● Task details: Extract every line below, verbatim.

Records excerpted from a collection:
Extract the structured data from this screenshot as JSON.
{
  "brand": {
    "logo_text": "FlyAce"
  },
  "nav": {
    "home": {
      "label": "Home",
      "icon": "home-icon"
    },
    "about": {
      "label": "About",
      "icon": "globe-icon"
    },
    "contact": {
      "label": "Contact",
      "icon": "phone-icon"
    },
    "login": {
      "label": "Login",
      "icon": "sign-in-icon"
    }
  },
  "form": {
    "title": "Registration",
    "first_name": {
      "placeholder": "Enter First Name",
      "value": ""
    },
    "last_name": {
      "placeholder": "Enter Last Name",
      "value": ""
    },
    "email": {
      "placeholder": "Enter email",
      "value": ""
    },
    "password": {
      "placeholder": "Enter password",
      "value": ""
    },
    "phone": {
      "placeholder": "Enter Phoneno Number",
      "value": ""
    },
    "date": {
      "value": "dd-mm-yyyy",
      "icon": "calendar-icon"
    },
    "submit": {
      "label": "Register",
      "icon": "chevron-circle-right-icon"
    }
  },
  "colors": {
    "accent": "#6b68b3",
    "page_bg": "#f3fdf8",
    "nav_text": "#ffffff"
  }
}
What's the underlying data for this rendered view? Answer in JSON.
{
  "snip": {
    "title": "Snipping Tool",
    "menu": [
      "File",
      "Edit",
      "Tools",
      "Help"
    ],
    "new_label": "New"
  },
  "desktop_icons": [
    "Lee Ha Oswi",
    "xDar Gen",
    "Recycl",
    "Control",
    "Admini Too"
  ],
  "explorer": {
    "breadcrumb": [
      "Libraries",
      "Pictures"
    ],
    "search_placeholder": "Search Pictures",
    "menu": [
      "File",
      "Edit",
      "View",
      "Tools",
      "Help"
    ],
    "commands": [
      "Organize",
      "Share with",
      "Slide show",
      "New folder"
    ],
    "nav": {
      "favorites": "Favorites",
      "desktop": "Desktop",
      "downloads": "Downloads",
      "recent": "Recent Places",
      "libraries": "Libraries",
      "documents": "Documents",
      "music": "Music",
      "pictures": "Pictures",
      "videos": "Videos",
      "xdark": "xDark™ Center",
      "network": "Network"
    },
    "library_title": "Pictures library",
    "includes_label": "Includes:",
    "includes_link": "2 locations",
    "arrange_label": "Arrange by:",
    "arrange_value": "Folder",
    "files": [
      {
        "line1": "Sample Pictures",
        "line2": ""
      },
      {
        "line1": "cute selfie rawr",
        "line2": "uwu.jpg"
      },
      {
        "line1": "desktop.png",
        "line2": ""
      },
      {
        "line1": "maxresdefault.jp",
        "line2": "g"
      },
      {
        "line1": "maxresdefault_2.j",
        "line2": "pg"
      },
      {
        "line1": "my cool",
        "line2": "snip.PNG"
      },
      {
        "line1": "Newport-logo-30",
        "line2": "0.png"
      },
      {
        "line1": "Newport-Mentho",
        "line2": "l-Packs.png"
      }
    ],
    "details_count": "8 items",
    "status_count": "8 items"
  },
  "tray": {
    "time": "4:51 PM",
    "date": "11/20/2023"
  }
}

● Output:
Extract the structured data from this screenshot as JSON.
{
  "brand": {
    "logo_text": "FlyAce"
  },
  "nav": {
    "home": {
      "label": "Home",
      "icon": "home-icon"
    },
    "about": {
      "label": "About",
      "icon": "globe-icon"
    },
    "contact": {
      "label": "Contact",
      "icon": "phone-icon"
    },
    "login": {
      "label": "Login",
      "icon": "sign-in-icon"
    }
  },
  "form": {
    "title": "Registration",
    "first_name": {
      "placeholder": "Enter First Name",
      "value": ""
    },
    "last_name": {
      "placeholder": "Enter Last Name",
      "value": ""
    },
    "email": {
      "placeholder": "Enter email",
      "value": ""
    },
    "password": {
      "placeholder": "Enter password",
      "value": ""
    },
    "phone": {
      "placeholder": "Enter Phoneno Number",
      "value": ""
    },
    "date": {
      "value": "dd-mm-yyyy",
      "icon": "calendar-icon"
    },
    "submit": {
      "label": "Register",
      "icon": "chevron-circle-right-icon"
    }
  },
  "colors": {
    "accent": "#6b68b3",
    "page_bg": "#f3fdf8",
    "nav_text": "#ffffff"
  }
}
What's the underlying data for this rendered view? Answer in JSON.
{
  "snip": {
    "title": "Snipping Tool",
    "menu": [
      "File",
      "Edit",
      "Tools",
      "Help"
    ],
    "new_label": "New"
  },
  "desktop_icons": [
    "Lee Ha Oswi",
    "xDar Gen",
    "Recycl",
    "Control",
    "Admini Too"
  ],
  "explorer": {
    "breadcrumb": [
      "Libraries",
      "Pictures"
    ],
    "search_placeholder": "Search Pictures",
    "menu": [
      "File",
      "Edit",
      "View",
      "Tools",
      "Help"
    ],
    "commands": [
      "Organize",
      "Share with",
      "Slide show",
      "New folder"
    ],
    "nav": {
      "favorites": "Favorites",
      "desktop": "Desktop",
      "downloads": "Downloads",
      "recent": "Recent Places",
      "libraries": "Libraries",
      "documents": "Documents",
      "music": "Music",
      "pictures": "Pictures",
      "videos": "Videos",
      "xdark": "xDark™ Center",
      "network": "Network"
    },
    "library_title": "Pictures library",
    "includes_label": "Includes:",
    "includes_link": "2 locations",
    "arrange_label": "Arrange by:",
    "arrange_value": "Folder",
    "files": [
      {
        "line1": "Sample Pictures",
        "line2": ""
      },
      {
        "line1": "cute selfie rawr",
        "line2": "uwu.jpg"
      },
      {
        "line1": "desktop.png",
        "line2": ""
      },
      {
        "line1": "maxresdefault.jp",
        "line2": "g"
      },
      {
        "line1": "maxresdefault_2.j",
        "line2": "pg"
      },
      {
        "line1": "my cool",
        "line2": "snip.PNG"
      },
      {
        "line1": "Newport-logo-30",
        "line2": "0.png"
      },
      {
        "line1": "Newport-Mentho",
        "line2": "l-Packs.png"
      }
    ],
    "details_count": "8 items",
    "status_count": "8 items"
  },
  "tray": {
    "time": "4:51 PM",
    "date": "11/20/2023"
  }
}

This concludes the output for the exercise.